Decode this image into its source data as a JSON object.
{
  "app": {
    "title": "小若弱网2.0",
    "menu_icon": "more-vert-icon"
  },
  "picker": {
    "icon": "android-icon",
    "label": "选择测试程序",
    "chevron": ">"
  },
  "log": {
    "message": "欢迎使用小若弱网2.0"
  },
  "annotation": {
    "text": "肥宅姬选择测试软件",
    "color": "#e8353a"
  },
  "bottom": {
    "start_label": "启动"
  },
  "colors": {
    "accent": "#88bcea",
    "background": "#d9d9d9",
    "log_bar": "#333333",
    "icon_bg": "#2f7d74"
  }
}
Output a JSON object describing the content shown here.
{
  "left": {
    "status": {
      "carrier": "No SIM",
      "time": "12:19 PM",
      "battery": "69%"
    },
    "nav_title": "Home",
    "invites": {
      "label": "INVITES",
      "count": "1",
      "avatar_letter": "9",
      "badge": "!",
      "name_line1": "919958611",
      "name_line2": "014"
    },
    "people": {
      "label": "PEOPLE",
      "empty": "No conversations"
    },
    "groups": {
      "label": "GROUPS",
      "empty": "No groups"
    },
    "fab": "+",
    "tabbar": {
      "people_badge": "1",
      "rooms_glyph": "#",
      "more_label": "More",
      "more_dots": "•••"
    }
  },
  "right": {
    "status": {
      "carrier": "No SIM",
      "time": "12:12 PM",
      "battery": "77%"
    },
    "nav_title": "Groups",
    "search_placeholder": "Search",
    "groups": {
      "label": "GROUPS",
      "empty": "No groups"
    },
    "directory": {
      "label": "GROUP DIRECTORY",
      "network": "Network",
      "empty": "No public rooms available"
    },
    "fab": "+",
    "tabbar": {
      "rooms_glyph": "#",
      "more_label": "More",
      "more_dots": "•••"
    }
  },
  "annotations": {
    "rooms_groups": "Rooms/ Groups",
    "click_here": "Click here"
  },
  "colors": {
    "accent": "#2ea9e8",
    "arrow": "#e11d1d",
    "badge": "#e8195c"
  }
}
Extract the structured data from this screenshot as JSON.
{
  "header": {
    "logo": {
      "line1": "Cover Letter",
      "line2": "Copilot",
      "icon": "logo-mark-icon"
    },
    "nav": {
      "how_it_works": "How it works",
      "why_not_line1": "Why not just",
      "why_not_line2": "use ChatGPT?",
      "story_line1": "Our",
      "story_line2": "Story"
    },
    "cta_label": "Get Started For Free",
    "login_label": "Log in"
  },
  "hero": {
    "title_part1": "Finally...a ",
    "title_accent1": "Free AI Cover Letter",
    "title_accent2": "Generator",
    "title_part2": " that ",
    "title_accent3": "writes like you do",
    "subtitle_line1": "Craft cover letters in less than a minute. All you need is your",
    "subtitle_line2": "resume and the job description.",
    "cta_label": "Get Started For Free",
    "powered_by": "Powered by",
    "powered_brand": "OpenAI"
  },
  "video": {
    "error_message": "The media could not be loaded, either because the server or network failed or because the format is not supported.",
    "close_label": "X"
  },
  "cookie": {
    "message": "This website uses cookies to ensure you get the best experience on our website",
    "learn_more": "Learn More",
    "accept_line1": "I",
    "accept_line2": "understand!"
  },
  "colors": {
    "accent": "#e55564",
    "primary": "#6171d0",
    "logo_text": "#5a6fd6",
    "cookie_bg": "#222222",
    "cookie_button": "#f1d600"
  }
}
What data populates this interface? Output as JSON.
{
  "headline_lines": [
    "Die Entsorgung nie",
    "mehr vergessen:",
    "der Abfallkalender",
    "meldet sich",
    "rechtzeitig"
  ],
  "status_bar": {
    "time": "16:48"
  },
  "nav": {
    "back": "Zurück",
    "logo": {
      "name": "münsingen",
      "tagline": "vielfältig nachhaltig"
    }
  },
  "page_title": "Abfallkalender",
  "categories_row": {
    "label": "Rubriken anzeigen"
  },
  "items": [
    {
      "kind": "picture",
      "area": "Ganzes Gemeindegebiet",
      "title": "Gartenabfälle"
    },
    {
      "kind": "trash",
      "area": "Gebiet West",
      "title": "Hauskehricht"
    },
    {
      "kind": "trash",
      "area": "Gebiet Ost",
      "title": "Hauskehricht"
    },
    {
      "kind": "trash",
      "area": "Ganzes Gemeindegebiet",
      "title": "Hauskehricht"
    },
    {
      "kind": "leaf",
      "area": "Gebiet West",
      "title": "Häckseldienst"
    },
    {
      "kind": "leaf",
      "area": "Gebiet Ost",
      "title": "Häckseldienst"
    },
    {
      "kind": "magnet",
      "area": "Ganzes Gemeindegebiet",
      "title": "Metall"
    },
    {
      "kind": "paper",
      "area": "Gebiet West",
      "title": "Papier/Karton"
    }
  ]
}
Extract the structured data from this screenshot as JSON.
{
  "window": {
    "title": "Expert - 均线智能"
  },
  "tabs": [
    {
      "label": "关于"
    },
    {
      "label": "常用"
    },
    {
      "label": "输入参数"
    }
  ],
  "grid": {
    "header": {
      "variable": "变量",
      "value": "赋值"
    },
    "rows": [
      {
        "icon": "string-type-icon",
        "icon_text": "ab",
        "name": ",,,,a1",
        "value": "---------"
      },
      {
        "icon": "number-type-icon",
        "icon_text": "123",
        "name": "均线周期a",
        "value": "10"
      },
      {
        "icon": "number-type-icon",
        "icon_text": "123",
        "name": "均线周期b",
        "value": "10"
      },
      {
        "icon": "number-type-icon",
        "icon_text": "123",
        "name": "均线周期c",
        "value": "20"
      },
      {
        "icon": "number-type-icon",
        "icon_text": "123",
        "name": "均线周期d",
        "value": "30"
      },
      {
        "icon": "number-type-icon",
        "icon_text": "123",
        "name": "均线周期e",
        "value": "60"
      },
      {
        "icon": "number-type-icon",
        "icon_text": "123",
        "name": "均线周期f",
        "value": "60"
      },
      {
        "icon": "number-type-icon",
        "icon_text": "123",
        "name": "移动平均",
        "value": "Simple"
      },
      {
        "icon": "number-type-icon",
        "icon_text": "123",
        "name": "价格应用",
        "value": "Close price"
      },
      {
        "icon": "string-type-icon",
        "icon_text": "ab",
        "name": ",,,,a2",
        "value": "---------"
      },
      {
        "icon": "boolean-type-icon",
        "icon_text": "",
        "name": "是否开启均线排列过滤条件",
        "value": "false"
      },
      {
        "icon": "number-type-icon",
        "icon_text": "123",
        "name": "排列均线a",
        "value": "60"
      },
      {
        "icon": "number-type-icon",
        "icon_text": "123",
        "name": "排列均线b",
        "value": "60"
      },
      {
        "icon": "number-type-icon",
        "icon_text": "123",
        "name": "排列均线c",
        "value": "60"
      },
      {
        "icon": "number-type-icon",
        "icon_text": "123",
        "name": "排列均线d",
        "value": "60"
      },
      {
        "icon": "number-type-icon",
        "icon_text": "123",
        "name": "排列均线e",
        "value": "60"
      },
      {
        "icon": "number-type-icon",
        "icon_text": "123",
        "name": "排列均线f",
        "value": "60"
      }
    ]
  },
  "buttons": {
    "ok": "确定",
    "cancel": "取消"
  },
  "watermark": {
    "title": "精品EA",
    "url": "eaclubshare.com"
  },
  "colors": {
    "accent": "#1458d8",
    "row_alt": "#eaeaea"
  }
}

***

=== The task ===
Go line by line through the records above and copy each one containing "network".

=== Solution for this exercise ===
      "network": "Network",
    "error_message": "The media could not be loaded, either because the server or network failed or because the format is not supported.",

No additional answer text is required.